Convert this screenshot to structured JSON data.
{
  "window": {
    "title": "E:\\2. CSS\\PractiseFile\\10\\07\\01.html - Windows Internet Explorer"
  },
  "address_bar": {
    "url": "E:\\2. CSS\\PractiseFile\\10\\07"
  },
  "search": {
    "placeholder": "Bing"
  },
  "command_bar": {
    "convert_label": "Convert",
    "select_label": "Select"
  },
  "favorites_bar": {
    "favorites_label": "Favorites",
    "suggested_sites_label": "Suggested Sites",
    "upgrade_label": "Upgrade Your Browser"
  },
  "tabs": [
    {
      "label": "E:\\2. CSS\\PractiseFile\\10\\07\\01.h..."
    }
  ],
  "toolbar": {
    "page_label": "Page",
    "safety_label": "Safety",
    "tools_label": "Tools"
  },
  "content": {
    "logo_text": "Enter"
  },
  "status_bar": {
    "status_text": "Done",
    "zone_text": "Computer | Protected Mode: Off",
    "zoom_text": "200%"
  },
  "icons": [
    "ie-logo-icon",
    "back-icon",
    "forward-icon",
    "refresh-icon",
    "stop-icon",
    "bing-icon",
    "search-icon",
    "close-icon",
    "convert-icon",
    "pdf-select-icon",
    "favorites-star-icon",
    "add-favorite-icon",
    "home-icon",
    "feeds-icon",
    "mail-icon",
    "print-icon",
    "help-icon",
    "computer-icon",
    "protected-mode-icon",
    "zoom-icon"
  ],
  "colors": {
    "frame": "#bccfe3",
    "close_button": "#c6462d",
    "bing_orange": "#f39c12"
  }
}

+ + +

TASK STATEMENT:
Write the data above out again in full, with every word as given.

ANSWER SECTION:
Convert this screenshot to structured JSON data.
{
  "window": {
    "title": "E:\\2. CSS\\PractiseFile\\10\\07\\01.html - Windows Internet Explorer"
  },
  "address_bar": {
    "url": "E:\\2. CSS\\PractiseFile\\10\\07"
  },
  "search": {
    "placeholder": "Bing"
  },
  "command_bar": {
    "convert_label": "Convert",
    "select_label": "Select"
  },
  "favorites_bar": {
    "favorites_label": "Favorites",
    "suggested_sites_label": "Suggested Sites",
    "upgrade_label": "Upgrade Your Browser"
  },
  "tabs": [
    {
      "label": "E:\\2. CSS\\PractiseFile\\10\\07\\01.h..."
    }
  ],
  "toolbar": {
    "page_label": "Page",
    "safety_label": "Safety",
    "tools_label": "Tools"
  },
  "content": {
    "logo_text": "Enter"
  },
  "status_bar": {
    "status_text": "Done",
    "zone_text": "Computer | Protected Mode: Off",
    "zoom_text": "200%"
  },
  "icons": [
    "ie-logo-icon",
    "back-icon",
    "forward-icon",
    "refresh-icon",
    "stop-icon",
    "bing-icon",
    "search-icon",
    "close-icon",
    "convert-icon",
    "pdf-select-icon",
    "favorites-star-icon",
    "add-favorite-icon",
    "home-icon",
    "feeds-icon",
    "mail-icon",
    "print-icon",
    "help-icon",
    "computer-icon",
    "protected-mode-icon",
    "zoom-icon"
  ],
  "colors": {
    "frame": "#bccfe3",
    "close_button": "#c6462d",
    "bing_orange": "#f39c12"
  }
}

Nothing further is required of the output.